Featured Image Caption: Egg Yolk
Sometimes, we encounter some people –especially kids- who suffer from egg allergies. It makes us wonder how can it be possible? Especially while taking into account all the advantageous nutrients that are present within the eggs.
What are the causes of egg allergies?
An egg allergy happens when the immune system cannot bear certain egg proteins. Instead of consuming these nutrients, the immune system delivers histamine and other chemicals and provokes an allergic reaction against the egg’s proteins.
Generally, we can have six main egg proteins that are within the egg powder that cause allergies. They can be found in the egg yolk and in the white. But the studies have shown that it is the proteins in the egg white that are the most allergens.
This allergenicity can though be reduced by the way you cook and prepare your eggs. For instance, if you heat eggs with wheat flour, the protein may become more digestible. That’s the reason why some children may be allergic to raw eggs but can eat cooked eggs or eggs in cakes.
How to recognize a child is allergic to eggs?

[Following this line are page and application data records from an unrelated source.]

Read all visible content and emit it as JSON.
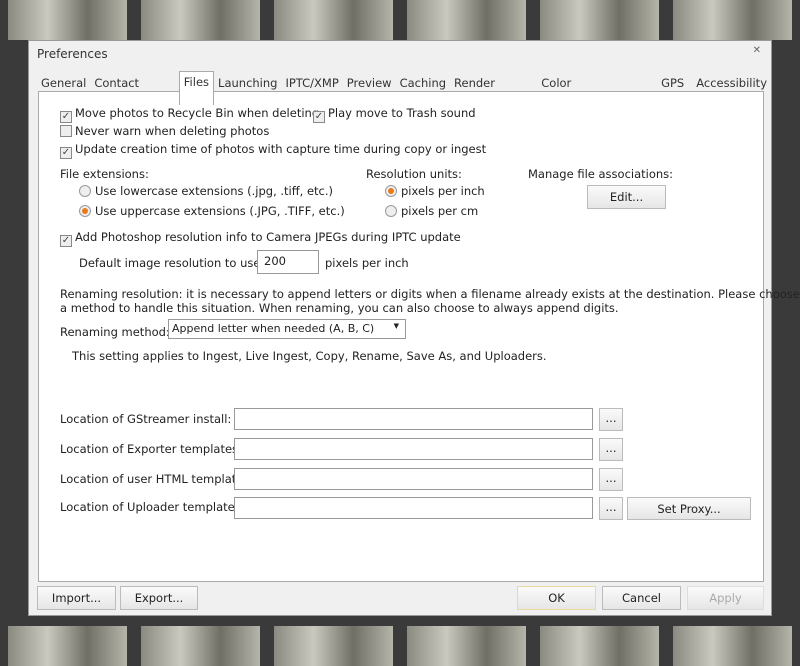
{
  "title": "Preferences",
  "tabs": [
    "General",
    "Contact Sheet",
    "Files",
    "Launching",
    "IPTC/XMP",
    "Preview",
    "Caching",
    "Render Cache",
    "Color Management",
    "GPS",
    "Accessibility"
  ],
  "active_tab": "Files",
  "options": {
    "recycle": {
      "label": "Move photos to Recycle Bin when deleting",
      "checked": true
    },
    "trash_sound": {
      "label": "Play move to Trash sound",
      "checked": true
    },
    "never_warn": {
      "label": "Never warn when deleting photos",
      "checked": false
    },
    "update_time": {
      "label": "Update creation time of photos with capture time during copy or ingest",
      "checked": true
    }
  },
  "file_ext": {
    "label": "File extensions:",
    "lower": "Use lowercase extensions (.jpg, .tiff, etc.)",
    "upper": "Use uppercase extensions (.JPG, .TIFF, etc.)",
    "selected": "upper"
  },
  "res_units": {
    "label": "Resolution units:",
    "inch": "pixels per inch",
    "cm": "pixels per cm",
    "selected": "inch"
  },
  "assoc": {
    "label": "Manage file associations:",
    "button": "Edit..."
  },
  "photoshop": {
    "label": "Add Photoshop resolution info to Camera JPEGs during IPTC update",
    "checked": true
  },
  "default_res": {
    "label": "Default image resolution to use:",
    "value": "200",
    "unit": "pixels per inch"
  },
  "renaming": {
    "text1": "Renaming resolution: it is necessary to append letters or digits when a filename already exists at the destination.  Please choose",
    "text2": "a method to handle this situation.  When renaming, you can also choose to always append digits.",
    "method_label": "Renaming method:",
    "method_value": "Append letter when needed (A, B, C)",
    "note": "This setting applies to Ingest, Live Ingest, Copy, Rename, Save As, and Uploaders."
  },
  "locations": [
    {
      "label": "Location of GStreamer install:",
      "value": ""
    },
    {
      "label": "Location of Exporter templates:",
      "value": ""
    },
    {
      "label": "Location of user HTML templates:",
      "value": ""
    },
    {
      "label": "Location of Uploader templates:",
      "value": ""
    }
  ],
  "browse": "...",
  "set_proxy": "Set Proxy...",
  "buttons": {
    "import": "Import...",
    "export": "Export...",
    "ok": "OK",
    "cancel": "Cancel",
    "apply": "Apply"
  },
  "accent": "#e87a1a"
}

The first signs appear within 30 minutes of being exposed to an egg. From one child to another, the reactions and the severity of symptoms may differ. But generally, the first symptoms include inflammation of the hives and the skin. After, some digestive symptoms like cramps, nausea, diarrhea, and vomiting can also happen.
Other symptoms such as signs of asthma, coughing, tightness in the chest, shortness of breath, and wheezing also appear. Without mentioning nasal congestion, a runny nose, sneezing, swelling of the tongue or lips, dizziness, red or watery eyes, and confusion.
Egg allergies and vaccination
There are vaccines that are made of egg proteins. And this can represent a risk of triggering an allergic reaction in some patients. These are especially about the measles-mumps-rubella vaccines, the flu vaccines but also the yellow fever vaccine. So, before doing it, it’s better to ask for the doctor’s advice.
Can adults be allergic to eggs?
Normally, allergy to eggs happens at an early age during childhood or adolescence. That’s the reason why it’s very uncommon for adults to develop that type of allergy. However, some rare cases of adult-onset egg allergies may happen. It is frequent when the body’s immune system sees the egg protein as a threat and makes it sensitive and reactive to the egg.
These symptoms may vary from one person to another. In fact, adults may present lip or eyelid swelling, itchy eyes, ears, or throat, shortness of breath, or even coughing and wheezing.
How to manage egg allergy
In order to cope with eggs, allergy is just to avoid eggs. To begin with, notice to get and read all food labels carefully before consuming any manufactured products. Some people may develop a reaction even if there is just a trace of an egg within a product. After, you should also know that there are other terms that are used by the manufacturers to show the components of eggs you may be sensitive to. For example, there is the albumin, the globulin, the lecithin but also the lysozyme, the vitellin, the ovalbumin, and the ovovitellin.
Sources of egg products
Many foods in the market may contain egg proteins or traces of egg proteins even if they are labeled as egg-free. For that, you should stay cautious before eating everything. For instance, remember that even unexpected food may contain eggs, even at a lower amount. For example, there is the marshmallow, the jellies, and the icing. Sometimes, creamy salad dressings contain also eggs. Breaded and batter-fried foods, processed meats, custards, puddings, and ice creams are not all egg-free. There is also a huge amount of pasta, crepes, waffles, and pretzels, and even wine that gathers some trace of the egg.
Otherwise, it is to be remarked that some people with an egg allergy can sometimes tolerate baked goods and other foods that contain eggs that have been heated. In this case, it is recommended to ask for the professional’s advice on the way and the quantity you should take these specific kinds of goods.
By Tinoh Ras
who is residing in Madagascar, East Africa.